One of the benefits of virtual collaboration is that more discovery can be done at the bottom level, and then the information can be pushed up the chain. Through virtual work, collaboration capabilities are available to the operators who are doing the hands-on jobs. However, Cmdr. Sullivan says the opportunity to flatten existing hierarchies still has the possibility for error. When done correctly, communication is increased. But when handled inefficiently, the same problems that exist in traditional chains of command crop up.

The commander believes the military should examine the issue of how to flatten hierarchy advantageously and also maintain a good chain of command. “How to achieve that will be a significant challenge,” he says. Another area where the military can use virtual collaboration and receive benefit is in supporting education and training because personnel costs are a huge chunk of life cycle costs.

Training also can benefit from virtual collaboration because, according to Cmdr. Sullivan, a virtual environment can become the ultimate instrumented range. Using current practices, the best that trainers and reviewers can do is record activities for after-action review. By employing virtual collaboration, the military can archive what decisions were made and why, then learn from them. “That’s another great area of research,” the commander says. From a business perspective, companies could see who was in a meeting, what was discussed and what attendees might have missed when a decision was made. “We think this is a wide-open research opportunity,” Cmdr. Sullivan states.

However, the commander does not believe that most efforts will be directed toward training rather than operations. The operational realm has many areas in which virtual collaboration could develop. The commander says work will be focused on how to achieve autonomy at the unit and individual levels. People also will have to determine how much information is too much, because transparency is good, but too many people overseeing an action could interfere with combat troops. “Anything to make [warfighters] smarter on the ground is great until everyone is trying to run the same show,” Cmdr. Sullivan says. “That’s the challenge in my mind for distributed operations. Does that relate to virtual collaboration? I don’t know.”

Part of the problem with figuring out what relates to virtual collaboration is that the term is still being refined in the technical community. The U.S. Air Force, for example, has created a projected called MyBase in Second Life where the public can come to learn more about that military branch. In other sectors, military test and evaluation personnel are interested in influence operations, also referred to as psychological operations. “That’s a totally different view of virtual communications,” the commander explains.
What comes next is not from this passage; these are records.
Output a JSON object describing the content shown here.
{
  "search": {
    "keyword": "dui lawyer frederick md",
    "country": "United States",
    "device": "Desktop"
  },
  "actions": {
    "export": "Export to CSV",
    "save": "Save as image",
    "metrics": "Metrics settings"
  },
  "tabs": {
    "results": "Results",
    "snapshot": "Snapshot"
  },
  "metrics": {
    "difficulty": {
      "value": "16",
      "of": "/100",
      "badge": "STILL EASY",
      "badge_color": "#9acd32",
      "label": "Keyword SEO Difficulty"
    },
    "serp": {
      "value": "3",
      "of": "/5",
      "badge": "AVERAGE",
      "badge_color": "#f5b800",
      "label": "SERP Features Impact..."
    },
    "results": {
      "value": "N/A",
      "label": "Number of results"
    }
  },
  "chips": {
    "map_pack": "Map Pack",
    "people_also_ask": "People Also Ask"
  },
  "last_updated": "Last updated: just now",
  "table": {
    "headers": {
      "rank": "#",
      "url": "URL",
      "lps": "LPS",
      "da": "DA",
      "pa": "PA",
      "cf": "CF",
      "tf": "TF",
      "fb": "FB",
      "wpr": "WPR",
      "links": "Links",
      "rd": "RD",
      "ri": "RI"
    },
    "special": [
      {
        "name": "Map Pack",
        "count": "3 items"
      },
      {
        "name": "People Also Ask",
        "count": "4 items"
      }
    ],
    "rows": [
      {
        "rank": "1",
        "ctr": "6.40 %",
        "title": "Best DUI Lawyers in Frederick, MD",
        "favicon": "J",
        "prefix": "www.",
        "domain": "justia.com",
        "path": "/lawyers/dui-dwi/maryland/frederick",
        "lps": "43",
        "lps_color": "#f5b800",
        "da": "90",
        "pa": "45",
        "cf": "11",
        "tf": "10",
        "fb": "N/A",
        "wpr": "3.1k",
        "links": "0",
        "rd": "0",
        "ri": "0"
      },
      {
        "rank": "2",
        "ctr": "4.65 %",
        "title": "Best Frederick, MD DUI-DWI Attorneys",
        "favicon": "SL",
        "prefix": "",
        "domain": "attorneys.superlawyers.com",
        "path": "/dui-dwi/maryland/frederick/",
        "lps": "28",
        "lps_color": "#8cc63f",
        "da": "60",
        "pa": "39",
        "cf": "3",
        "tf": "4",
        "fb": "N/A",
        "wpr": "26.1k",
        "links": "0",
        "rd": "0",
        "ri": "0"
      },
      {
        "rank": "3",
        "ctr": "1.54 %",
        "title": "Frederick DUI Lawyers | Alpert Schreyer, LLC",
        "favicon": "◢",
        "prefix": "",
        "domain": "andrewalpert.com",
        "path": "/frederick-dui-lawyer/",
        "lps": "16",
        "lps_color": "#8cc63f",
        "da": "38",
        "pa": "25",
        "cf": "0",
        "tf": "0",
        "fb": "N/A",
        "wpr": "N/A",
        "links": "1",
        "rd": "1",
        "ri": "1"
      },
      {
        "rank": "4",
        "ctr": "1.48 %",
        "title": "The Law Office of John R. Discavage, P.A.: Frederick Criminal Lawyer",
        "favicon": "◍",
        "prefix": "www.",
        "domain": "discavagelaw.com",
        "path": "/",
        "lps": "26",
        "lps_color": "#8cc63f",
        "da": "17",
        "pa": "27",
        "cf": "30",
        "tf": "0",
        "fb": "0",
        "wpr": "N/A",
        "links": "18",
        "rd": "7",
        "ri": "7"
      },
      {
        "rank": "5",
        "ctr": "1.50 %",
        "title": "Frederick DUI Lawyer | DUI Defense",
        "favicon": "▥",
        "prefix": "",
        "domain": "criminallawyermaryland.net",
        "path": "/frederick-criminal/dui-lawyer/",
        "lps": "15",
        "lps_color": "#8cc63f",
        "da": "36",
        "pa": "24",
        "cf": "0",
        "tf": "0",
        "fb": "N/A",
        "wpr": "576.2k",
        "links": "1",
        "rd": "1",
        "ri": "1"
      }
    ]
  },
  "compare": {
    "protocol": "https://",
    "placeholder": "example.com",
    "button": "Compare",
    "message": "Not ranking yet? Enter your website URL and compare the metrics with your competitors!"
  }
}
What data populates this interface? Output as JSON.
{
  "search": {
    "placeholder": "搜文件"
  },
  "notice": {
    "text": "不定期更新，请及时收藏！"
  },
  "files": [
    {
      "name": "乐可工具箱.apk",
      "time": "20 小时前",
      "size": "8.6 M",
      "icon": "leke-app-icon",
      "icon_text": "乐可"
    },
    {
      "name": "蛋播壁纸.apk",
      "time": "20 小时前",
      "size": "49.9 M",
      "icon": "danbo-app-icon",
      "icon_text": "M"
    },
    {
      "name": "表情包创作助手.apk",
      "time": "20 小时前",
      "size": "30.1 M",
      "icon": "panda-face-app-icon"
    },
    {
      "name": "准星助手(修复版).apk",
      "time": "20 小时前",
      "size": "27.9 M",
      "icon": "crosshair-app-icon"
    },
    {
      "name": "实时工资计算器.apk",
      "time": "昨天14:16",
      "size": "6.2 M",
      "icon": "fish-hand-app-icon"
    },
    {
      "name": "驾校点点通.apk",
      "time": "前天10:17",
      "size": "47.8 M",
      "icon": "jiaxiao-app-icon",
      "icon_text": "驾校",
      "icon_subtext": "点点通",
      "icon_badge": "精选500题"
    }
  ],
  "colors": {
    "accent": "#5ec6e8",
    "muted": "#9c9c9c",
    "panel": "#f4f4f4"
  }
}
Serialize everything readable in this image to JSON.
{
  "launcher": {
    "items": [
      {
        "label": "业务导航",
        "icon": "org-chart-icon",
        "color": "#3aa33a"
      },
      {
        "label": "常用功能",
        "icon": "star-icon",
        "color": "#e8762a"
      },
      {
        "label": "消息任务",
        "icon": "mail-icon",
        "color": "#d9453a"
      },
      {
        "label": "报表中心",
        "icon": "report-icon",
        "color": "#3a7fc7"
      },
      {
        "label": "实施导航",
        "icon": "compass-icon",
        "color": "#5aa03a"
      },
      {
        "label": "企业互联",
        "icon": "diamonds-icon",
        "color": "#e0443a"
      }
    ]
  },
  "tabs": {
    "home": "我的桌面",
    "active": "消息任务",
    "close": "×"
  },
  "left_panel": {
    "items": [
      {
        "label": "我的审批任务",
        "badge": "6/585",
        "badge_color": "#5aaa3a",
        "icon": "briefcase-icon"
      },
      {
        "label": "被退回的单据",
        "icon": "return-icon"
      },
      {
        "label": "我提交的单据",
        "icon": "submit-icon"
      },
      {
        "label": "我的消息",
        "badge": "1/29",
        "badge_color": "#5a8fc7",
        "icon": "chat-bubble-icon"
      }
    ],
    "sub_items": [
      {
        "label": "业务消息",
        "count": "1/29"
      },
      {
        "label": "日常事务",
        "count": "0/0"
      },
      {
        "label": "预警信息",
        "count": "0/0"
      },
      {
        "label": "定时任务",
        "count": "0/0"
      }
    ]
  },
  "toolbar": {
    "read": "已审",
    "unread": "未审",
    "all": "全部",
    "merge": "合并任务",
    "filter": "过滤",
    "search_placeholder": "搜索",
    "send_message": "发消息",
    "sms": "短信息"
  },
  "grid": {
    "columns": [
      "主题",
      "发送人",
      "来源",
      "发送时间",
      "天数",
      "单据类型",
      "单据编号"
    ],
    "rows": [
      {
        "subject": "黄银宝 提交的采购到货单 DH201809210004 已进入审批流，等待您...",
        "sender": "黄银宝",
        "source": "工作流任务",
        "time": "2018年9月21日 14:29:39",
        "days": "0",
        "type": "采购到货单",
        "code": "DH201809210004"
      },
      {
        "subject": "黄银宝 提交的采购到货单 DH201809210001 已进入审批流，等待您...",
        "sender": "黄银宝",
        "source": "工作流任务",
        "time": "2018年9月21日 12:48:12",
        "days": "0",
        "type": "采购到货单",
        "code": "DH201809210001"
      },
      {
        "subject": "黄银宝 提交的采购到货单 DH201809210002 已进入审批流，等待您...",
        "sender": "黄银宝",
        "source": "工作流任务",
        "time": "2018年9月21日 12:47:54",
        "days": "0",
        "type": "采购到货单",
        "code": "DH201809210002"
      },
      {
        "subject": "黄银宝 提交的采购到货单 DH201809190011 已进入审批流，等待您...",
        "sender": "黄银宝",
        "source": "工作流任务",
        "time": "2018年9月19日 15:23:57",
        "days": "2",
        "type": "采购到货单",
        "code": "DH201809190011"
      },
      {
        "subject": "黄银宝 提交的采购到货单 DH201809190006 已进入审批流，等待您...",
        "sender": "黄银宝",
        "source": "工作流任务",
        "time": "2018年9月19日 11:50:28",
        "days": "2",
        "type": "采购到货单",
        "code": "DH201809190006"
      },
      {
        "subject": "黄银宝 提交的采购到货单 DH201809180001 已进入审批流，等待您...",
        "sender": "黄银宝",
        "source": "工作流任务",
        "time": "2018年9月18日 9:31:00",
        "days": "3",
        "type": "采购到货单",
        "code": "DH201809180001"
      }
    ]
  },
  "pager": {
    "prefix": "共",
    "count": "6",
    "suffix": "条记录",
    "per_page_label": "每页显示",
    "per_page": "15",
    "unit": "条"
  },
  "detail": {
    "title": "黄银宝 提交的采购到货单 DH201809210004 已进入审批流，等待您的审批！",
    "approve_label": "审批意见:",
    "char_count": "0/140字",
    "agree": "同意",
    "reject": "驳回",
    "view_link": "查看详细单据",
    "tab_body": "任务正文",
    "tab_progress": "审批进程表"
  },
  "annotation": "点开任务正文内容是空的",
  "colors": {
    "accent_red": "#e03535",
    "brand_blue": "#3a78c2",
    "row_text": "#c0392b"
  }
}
Using influence operations, personnel examine how to use information operations in virtual environments and how those operations affect the targets. Questions surround how to measure the impact of those actions in the online environment as well as how that works in concert with the rest of a warfare effort. Cmdr. Sullivan says a lot of social psychology goes into that type of work as researchers attempt to determine how to make virtual people more influential and attractive. The task is part computer science, but it is more about human factors.

Sharing various types of information through different virtual collaboration methods presents a challenge to users and developers in terms of security. Keeping information secure while distributing it is critical for operational success, but difficult to achieve. The problem compounds when communications are between agencies and coalition partners, especially when everyone might not want to talk to everyone else at the same security level. Work in cybersecurity in the military is ongoing, including efforts at the NPS.

Web Resources
The MOVES Institute:
Naval PostgraduateSchool: